Tantra is a religious practice that originated in the Indian subcontinent between the 5th and 9th centuries CE. For many followers of tantra, it is a spiritual journey of discovering and integrating different aspects of the divine within oneself. It is an ancient practice that seeks to bring balance and harmony to the body, mind, and spirit. Tantra is based on various spiritual concepts, including the five elements, mantras, mantras-in-action, beeja-mantras, Natya-yoga, and many more.
The expression of tantra does not have a direct translation from the Sanskrit language. It is derived from two words, Tan and Trayam, which mean ‘to stretch’ and ‘threefold’, respectively. Tantra is broadly described as the ‘union of the microcosm and macrocosm in a creative, sacred, and balanced manner’. It self-references the unity, balance, and interconnectedness of all things.
Tantra is practiced in three broad categories; Mantra, Yantra, and Tantra. Mantra is an outward form of chanting and is the use of words, sounds, and vibrations to manifest desired results. It is believed that by using a phrase or a single word repeatedly the mind will become attuned to it, and eventually experiences and understanding will be gained. Yantra is an interior practice and is the use of geometric patterns and the sacred geometry in meditative practices to help bring the practitioner closer to higher states of understanding and awareness. Finally, Tantra encompasses all practices and is used to describe this spiritual journey of awakening.

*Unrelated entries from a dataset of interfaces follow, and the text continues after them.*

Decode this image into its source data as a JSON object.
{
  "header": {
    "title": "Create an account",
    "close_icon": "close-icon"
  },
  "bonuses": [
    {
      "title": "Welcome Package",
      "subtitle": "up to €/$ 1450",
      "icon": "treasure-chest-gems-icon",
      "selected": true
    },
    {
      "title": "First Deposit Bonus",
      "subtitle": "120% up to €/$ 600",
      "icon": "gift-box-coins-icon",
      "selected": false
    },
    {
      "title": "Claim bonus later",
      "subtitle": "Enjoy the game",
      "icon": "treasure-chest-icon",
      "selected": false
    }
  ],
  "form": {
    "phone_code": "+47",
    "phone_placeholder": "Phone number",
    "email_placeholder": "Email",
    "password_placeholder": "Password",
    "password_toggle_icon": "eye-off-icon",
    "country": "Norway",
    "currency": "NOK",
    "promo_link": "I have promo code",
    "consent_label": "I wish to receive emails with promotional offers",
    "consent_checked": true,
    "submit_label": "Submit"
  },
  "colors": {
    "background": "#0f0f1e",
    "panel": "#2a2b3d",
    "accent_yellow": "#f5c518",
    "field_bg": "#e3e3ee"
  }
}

Tantra encompasses various forms of yoga, including Haṭhayoga, Jñanayoga, and Kriyayoga, all of which are considered integral parts of this spiritual journey. Each of these aspects brings about different aspects of spiritual enlightenment, from physical health and vitality through to profound meditative states. Additionally, tantric teachings place a strong emphasis on ethical principles, compassion, and emotional intelligence, and practitioners are taught to learn how to cultivate inner peace and harmony.
In tantra, the goal of spiritual advancement is not to avoid the world and its problems, but to cultivate a deeper understanding of one’s true Self within the ever-changing context of life itself. This path is seen as a path of conscious awakening, rather than escapism or avoidance. Practitioners of tantra might use meditation, breathwork, yoga, and other practices to cultivate consciousness, harmony, and balance.
Tantra is often seen as a path of transformation, as it can help the individual to recognise and dissolve the many patterns of conditioning that can limit one’s capacity for awareness, love and growth. Through letting go of such thoughts, feelings, and behaviours, practitioners of tantra can seek to transcend their ego and ultimately discover the deeper truth of their true nature.
Therefore, tantra can be seen as a spiritual journey of self-exploration, integration, and freedom. Ultimately, tantra is designed to help us create a life of balance and harmony by cultivating deeper understanding, awareness, and integration of the inner and outer realms. This inner wisdom can then be used to manifest positive change in ourselves and our relationships with others.
For those who are open to exploring its potential, tantra can provide an experience of profound healing, integration, and transformation. With commitment and dedication, its teachings can help people to rediscover their true selves and explore inner and outer realms with balance and grace.